**Directions for this task**
Which lines in the listing below contain the word "celsoportiolli"? Copy each one.
***
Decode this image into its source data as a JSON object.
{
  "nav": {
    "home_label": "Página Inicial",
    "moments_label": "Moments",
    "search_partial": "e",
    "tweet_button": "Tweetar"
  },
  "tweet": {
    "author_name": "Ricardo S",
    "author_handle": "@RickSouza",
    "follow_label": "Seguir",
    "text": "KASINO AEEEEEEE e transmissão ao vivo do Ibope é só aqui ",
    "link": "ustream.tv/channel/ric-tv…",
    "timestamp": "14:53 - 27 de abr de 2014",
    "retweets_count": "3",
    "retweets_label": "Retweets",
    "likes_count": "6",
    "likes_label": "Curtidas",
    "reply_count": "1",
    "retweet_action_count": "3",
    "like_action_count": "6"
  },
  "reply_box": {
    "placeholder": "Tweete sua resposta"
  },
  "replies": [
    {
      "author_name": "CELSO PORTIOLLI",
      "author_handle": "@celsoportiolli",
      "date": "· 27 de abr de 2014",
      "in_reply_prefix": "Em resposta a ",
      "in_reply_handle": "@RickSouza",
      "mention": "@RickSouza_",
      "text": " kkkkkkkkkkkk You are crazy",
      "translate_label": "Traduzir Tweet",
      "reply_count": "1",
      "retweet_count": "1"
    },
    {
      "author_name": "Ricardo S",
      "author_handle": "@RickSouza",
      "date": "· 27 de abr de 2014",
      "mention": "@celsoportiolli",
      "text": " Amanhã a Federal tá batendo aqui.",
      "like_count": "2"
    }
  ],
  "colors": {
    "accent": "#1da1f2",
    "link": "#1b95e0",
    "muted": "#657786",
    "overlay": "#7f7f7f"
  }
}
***
**Output for this task**
      "author_handle": "@celsoportiolli",
      "mention": "@celsoportiolli",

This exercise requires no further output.